2. In general, he cannot interfere with the rights of his assignee, nor will
he be permitted to discontinue. the action, or to meddle with it. 1 Wheat. R.
233; 1 John. Cas. 411; 3 John. Cas. 242; 1 Johns. R. 532, n.; 3 Johns. R. 426;
11 Johns. R. 47; 12 John. R. 237; 1 Phil. Ev. 90; Cowen's note 172; Greenl. Ev.
SS 173; 7 Cranch, 152.
NOMINATE CONTRACT, civil law. Nominate contracts are those which have
a particular name to distinguish them; as, purchase and sale, hiring,
partnership, loan for use, deposit, and the like. Dig. 2, 14, 7, 1. Innominate
contracts, (q. v.) are those which have no particular name. Dig. 19, 4, 1, 2
Code, 4, 64, 3.
NOMINATION, This word has several significations. 1. An appointment;
as, I nominate A B, executor of this my last will. 2. A proposition; the word
nominate is used in this sense in the constitution of the United States, art. 2,
s. 2, the president "shall nominate, and by and with the consent of the senate,
shall appoint ambassadors," &c.
NOMINE POENAE, contracts. The name of a penalty incurred by the lessee
to the lessor, for the non-payment of rent at the day appointed by the lease or
agreement for its payment. 2 Lill. Ab. 221. It is usually a gross sum of money,
though it may be any thing else, appointed to be paid by the tenant to the
reversioner, if the duties are in arrear, in addition to the duties themselves.
Ham. N. P. 411, 412.
2. To entitle himself to the nomine paenae, the landlord must make a demand
of the rent on the very day, as in the case of a reentry. 1 Saund. 287 b, note;
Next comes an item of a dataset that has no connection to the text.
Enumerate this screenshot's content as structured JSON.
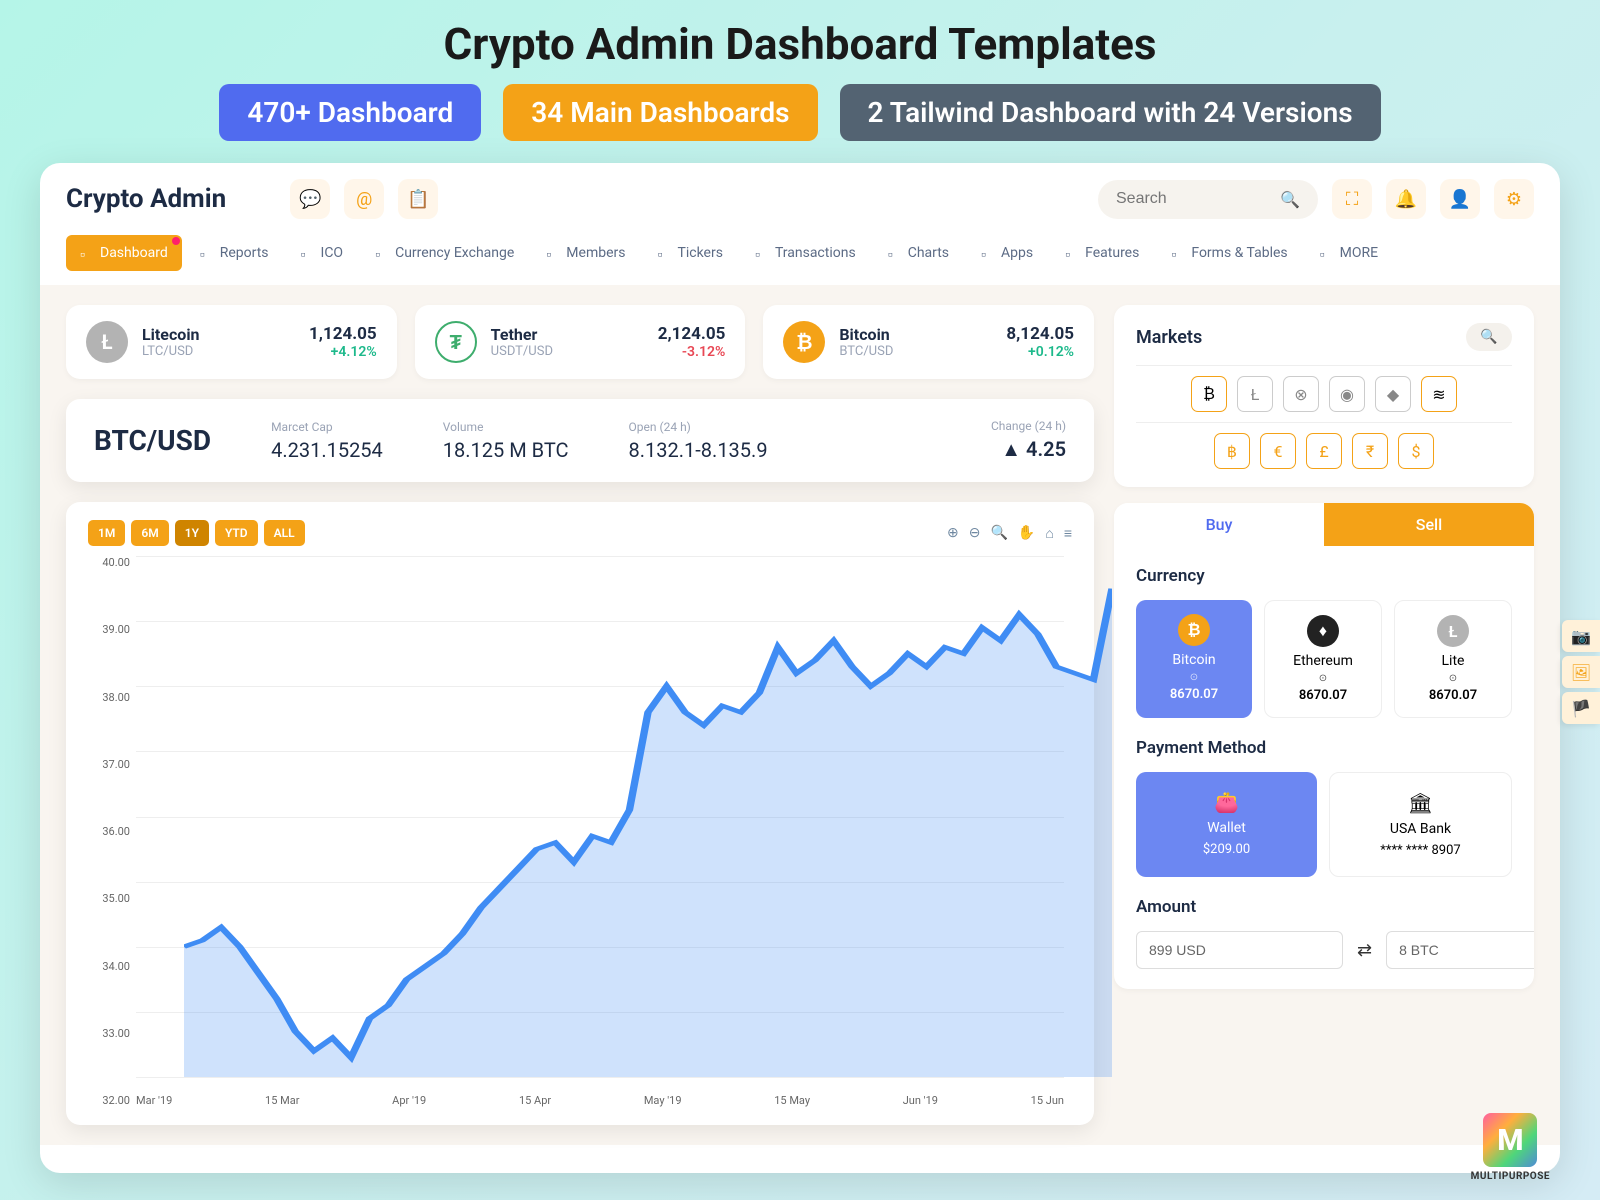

7 Co. 28 b Co. Litt. 202 a; 7 T. R. 11 7. A distress cannot be taken for a
nomine paenae, unless a special power to distrain be annexed to it by deed. 3
Bouv. Inst. n. 2451. Vide Bac. Ab. Rent, K 4; Woodf. L. & T. 253; Tho. Co.
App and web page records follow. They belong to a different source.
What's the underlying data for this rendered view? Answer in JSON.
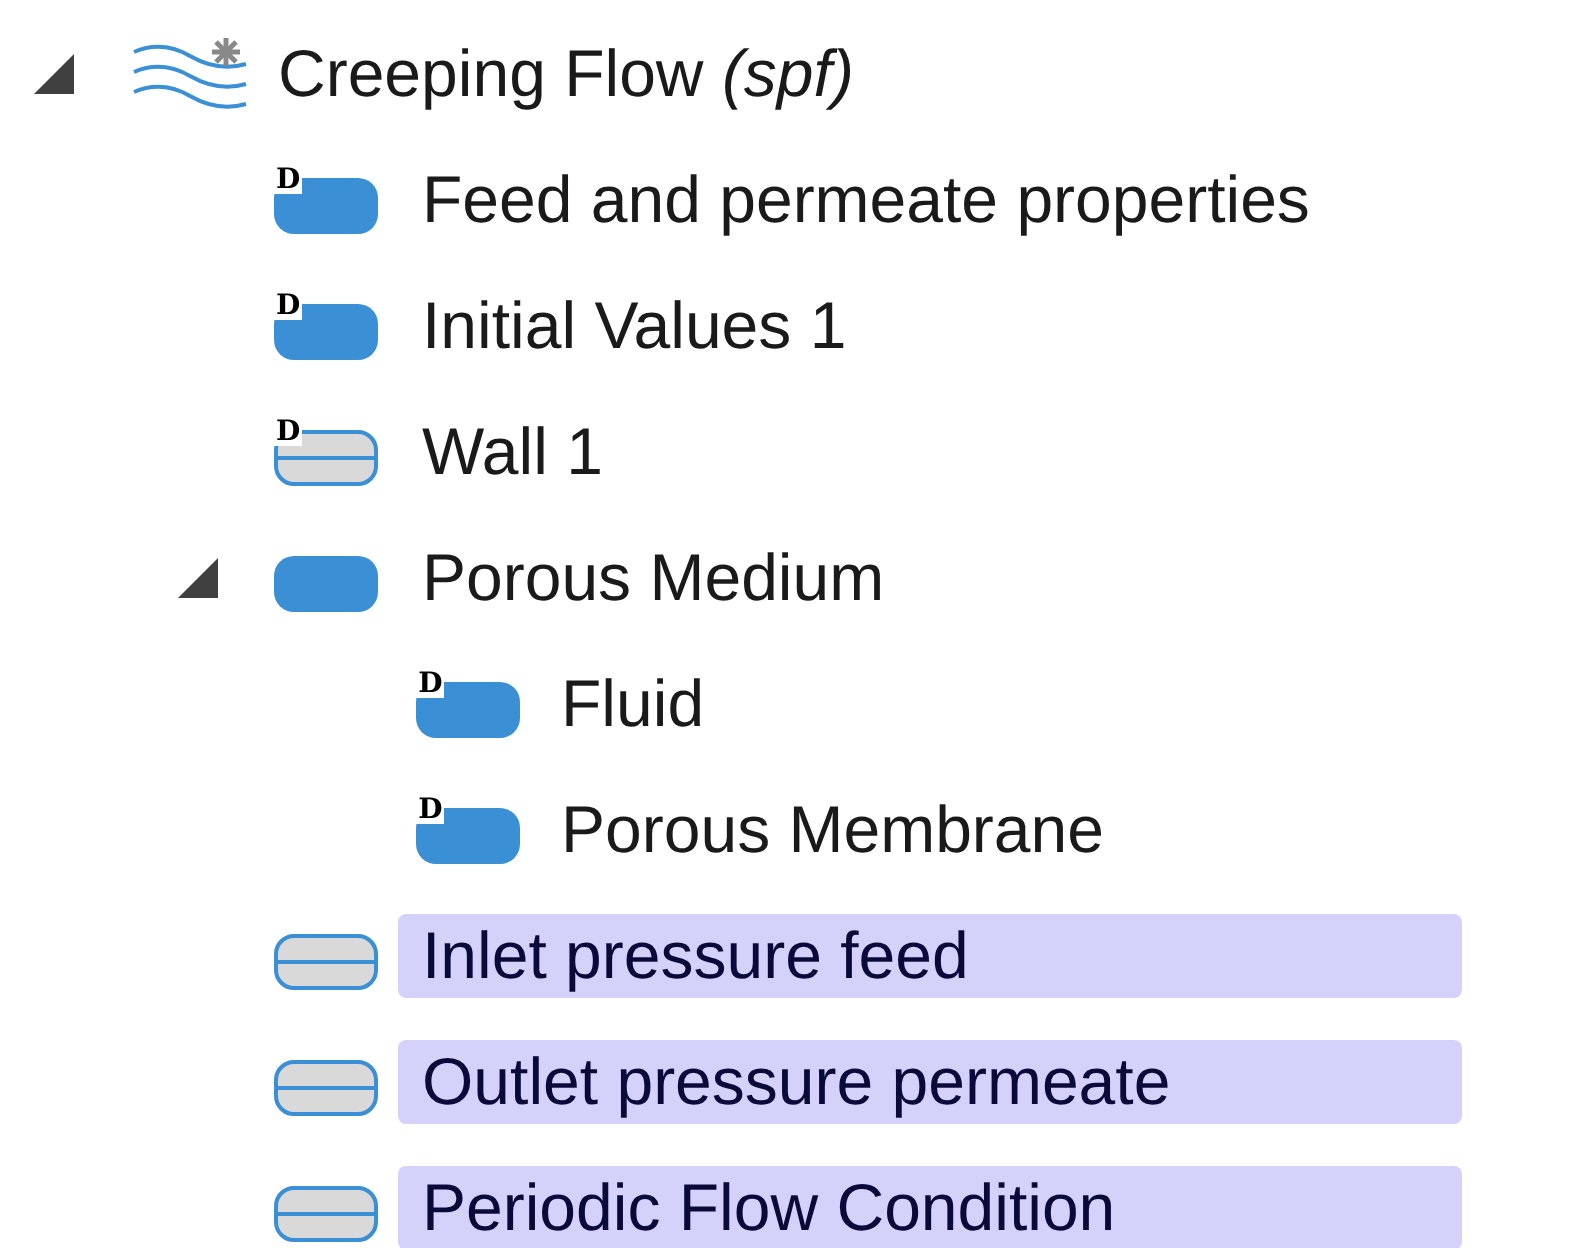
{
  "tree": [
    {
      "label": "Creeping Flow *(spf)*",
      "kind": "physics",
      "selected": false,
      "expanded": true,
      "children": [
        {
          "label": "Feed and permeate properties",
          "kind": "domain",
          "badge": "D",
          "selected": false
        },
        {
          "label": "Initial Values 1",
          "kind": "domain",
          "badge": "D",
          "selected": false
        },
        {
          "label": "Wall 1",
          "kind": "boundary",
          "badge": "D",
          "selected": false
        },
        {
          "label": "Porous Medium",
          "kind": "domain",
          "selected": false,
          "expanded": true,
          "children": [
            {
              "label": "Fluid",
              "kind": "domain",
              "badge": "D",
              "selected": false
            },
            {
              "label": "Porous Membrane",
              "kind": "domain",
              "badge": "D",
              "selected": false
            }
          ]
        },
        {
          "label": "Inlet pressure feed",
          "kind": "boundary",
          "selected": true
        },
        {
          "label": "Outlet pressure permeate",
          "kind": "boundary",
          "selected": true
        },
        {
          "label": "Periodic Flow Condition",
          "kind": "boundary",
          "selected": true
        }
      ]
    }
  ]
}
Litt. Index, h. t.; Dane's Ab. Index, h. t.
NOMINEE. One who has been named or proposed for an office. NON. Not.
When prefixed to other words, it is used as a negative as non access, non